───── Source records ─────
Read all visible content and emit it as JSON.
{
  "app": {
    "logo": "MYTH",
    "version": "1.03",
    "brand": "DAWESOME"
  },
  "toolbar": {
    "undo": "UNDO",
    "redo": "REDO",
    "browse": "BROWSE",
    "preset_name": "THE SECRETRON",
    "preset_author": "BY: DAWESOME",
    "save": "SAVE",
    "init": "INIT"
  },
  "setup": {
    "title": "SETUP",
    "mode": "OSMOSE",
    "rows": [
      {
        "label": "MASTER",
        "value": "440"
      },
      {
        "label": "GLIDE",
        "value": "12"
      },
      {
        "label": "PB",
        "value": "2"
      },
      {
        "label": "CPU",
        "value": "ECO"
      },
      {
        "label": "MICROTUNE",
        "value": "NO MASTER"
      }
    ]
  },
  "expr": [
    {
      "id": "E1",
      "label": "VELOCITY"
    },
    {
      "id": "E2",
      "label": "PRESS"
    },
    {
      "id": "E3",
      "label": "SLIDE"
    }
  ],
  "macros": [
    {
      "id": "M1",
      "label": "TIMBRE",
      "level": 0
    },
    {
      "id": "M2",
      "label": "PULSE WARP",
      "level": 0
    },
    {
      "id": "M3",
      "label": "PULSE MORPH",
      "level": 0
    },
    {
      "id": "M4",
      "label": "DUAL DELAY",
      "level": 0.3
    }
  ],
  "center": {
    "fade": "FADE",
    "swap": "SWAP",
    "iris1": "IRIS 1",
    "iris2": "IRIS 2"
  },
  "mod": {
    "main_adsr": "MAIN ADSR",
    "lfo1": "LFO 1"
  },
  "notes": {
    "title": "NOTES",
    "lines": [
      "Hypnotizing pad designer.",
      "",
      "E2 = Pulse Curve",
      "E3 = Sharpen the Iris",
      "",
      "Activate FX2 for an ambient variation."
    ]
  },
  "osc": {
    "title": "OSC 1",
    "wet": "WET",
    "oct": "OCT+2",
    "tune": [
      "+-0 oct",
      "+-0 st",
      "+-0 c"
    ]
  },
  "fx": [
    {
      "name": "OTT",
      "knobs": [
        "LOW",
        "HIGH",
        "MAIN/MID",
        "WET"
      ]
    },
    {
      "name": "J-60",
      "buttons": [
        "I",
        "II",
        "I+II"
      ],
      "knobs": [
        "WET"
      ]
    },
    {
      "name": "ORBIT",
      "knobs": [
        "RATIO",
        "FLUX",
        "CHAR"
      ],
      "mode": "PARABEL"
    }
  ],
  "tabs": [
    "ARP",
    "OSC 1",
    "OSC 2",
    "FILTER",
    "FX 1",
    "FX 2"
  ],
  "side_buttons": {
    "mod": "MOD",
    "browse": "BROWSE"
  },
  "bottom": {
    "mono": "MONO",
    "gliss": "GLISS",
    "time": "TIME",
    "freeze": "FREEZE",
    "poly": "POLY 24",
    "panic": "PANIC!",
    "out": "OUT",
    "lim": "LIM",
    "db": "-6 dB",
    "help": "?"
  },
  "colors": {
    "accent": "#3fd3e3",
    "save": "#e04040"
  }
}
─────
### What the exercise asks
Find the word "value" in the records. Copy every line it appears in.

### Finished task
        "value": "440"
        "value": "12"
        "value": "2"
        "value": "ECO"
        "value": "NO MASTER"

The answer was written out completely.